What types of houseboats are there?

There are generally two different types of houseboats, though that number may be controversial to some.

  1. The first type of houseboat is a converted commercial barge. These are pretty self-explanatory. Either a company or a boater, has taken a commercial barge and has converted it into a houseboat.
    These barges (since it is built to withstand a lot due to its commercial background) are usually pretty sound and sturdy.
  2. The second type of houseboat is a purpose-built pontoon. These types of houseboats were engineered to be houseboats. They are built on a pontoon base with a motor.

The Biggest Floating Home Communities

Portland and Seattle are two places with large floating home communities, probably due to the temperate weather, the environment, and a large amount of water surrounding the areas.

The movie, “Sleepless in Seattle” even featured a houseboat. That one, in particular, was a real floating home which was built in 1978. It was put on the market in 2008 for 1.2 million dollars. It sold in 2014 for over $2,000,000. Talk about appreciation.

It has more than 2,000 square feet, which makes it one of the largest floating homes on Lake Union. There are some other wonderful floating homes in Seattle and they are mostly (significantly) less expensive than the $2,000,000 Sleepless in Seattle home, and most of the regular housing as well.

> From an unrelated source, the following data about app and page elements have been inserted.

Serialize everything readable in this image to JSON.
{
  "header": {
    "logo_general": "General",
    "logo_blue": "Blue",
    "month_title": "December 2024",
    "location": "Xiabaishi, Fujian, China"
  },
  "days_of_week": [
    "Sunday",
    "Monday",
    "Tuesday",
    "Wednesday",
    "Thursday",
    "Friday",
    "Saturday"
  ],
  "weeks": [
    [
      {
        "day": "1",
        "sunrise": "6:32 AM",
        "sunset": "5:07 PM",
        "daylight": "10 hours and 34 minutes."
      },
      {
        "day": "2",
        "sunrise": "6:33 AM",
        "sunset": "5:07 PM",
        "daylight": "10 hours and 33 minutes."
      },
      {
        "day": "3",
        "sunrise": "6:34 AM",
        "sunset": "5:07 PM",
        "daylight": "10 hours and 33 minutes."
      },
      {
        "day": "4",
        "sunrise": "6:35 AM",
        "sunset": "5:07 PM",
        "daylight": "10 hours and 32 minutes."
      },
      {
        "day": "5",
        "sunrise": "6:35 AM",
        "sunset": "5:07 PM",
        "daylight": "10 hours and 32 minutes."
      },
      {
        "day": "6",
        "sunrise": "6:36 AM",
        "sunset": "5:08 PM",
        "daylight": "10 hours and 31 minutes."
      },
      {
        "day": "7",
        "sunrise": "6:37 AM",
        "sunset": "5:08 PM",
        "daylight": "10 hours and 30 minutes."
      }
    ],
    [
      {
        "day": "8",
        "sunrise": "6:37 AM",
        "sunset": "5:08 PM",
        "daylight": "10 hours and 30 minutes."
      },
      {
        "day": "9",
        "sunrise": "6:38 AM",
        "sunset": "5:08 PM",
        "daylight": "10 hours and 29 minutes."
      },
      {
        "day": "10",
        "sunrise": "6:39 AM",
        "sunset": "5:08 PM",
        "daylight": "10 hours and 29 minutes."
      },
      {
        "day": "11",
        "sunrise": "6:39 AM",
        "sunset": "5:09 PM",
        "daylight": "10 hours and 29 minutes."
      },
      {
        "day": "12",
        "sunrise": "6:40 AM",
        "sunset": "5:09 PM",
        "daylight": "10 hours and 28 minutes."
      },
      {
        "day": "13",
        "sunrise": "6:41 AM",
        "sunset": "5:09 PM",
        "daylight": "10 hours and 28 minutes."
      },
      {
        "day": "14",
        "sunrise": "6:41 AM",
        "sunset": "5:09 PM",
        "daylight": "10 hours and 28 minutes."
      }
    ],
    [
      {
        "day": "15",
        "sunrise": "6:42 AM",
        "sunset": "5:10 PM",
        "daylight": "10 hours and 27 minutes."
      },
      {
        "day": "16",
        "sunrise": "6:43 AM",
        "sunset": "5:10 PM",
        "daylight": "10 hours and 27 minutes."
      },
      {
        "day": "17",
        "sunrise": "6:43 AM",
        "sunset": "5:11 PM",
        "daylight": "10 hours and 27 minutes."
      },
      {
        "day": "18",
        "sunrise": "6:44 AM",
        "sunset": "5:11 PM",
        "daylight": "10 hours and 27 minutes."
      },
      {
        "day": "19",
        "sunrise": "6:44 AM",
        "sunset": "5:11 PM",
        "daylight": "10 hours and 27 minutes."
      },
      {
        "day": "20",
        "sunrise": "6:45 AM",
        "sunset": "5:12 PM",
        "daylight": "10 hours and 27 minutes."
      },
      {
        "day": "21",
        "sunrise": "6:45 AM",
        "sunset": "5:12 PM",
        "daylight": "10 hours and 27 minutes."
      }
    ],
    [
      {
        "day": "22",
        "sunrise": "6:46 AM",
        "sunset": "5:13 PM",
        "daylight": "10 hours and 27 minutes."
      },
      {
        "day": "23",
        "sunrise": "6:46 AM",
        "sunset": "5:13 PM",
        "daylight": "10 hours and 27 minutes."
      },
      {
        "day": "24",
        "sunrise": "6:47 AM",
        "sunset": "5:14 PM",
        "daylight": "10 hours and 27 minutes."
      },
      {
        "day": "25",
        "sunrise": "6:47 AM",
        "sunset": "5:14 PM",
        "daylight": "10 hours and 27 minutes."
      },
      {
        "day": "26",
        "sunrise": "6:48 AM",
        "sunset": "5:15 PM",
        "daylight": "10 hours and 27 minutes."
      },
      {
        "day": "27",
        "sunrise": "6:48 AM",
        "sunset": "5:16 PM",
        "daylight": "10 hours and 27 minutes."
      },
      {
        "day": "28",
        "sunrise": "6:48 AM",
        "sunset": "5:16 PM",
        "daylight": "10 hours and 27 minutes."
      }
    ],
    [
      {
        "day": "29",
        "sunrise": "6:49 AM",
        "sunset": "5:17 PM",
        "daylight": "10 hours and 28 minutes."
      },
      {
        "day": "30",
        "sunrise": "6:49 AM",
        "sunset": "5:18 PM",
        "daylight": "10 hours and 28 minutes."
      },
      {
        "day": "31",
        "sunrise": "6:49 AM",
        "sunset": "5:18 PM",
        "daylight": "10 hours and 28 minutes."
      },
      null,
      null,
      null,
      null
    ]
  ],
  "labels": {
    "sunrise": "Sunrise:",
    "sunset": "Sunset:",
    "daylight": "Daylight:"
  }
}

If you’re looking for a floating home or a houseboat that will yield a bigger return than a regular home built on a foundation, consider looking into a floating home.

This, of course, depends on the type of fixing which is required to put the home on the market again.

If this interests you, check with a yacht broker to see what the returns would be considering the current trends in yacht ownership in your area.

A real estate agent would be able to answer a few questions in that regard as well.

Final Thoughts:

When you look into different brands and types of houseboats, you’ll find that there are aspects that are different with each boat, within the same category of boat. The similarities normally lie in the motor size, the size of the boat, the shape of the boat, and the various accessories it will come with.

The differences are mostly cosmetic but can add to the depreciation of the boat: color, trim, seats, etc.

I would advise you to take your time while you are choosing a boat. After all, you need to be able to do the appropriate amount of research. There is so much to consider. New or used? Power/motorized or floating houseboat? Smaller superyacht or a catamaran?

What do you want to do with the houseboat? How many people will be spending time on it on a regular basis?

Self-propelled houseboats depreciate at a similar and reasonable rate as long as all of these factors are maintained by the owner. If you’re planning on buying a houseboat, make sure you take care of it in order to retain the value of it, when you end up selling it.

Great Rule of Thumb

Unless you’re talking about a floating home, the rule of thumb for boat depreciation (including houseboats) is this:

You’ll depreciate about 30% within the first five years and on until you hit about $100 per foot of boat.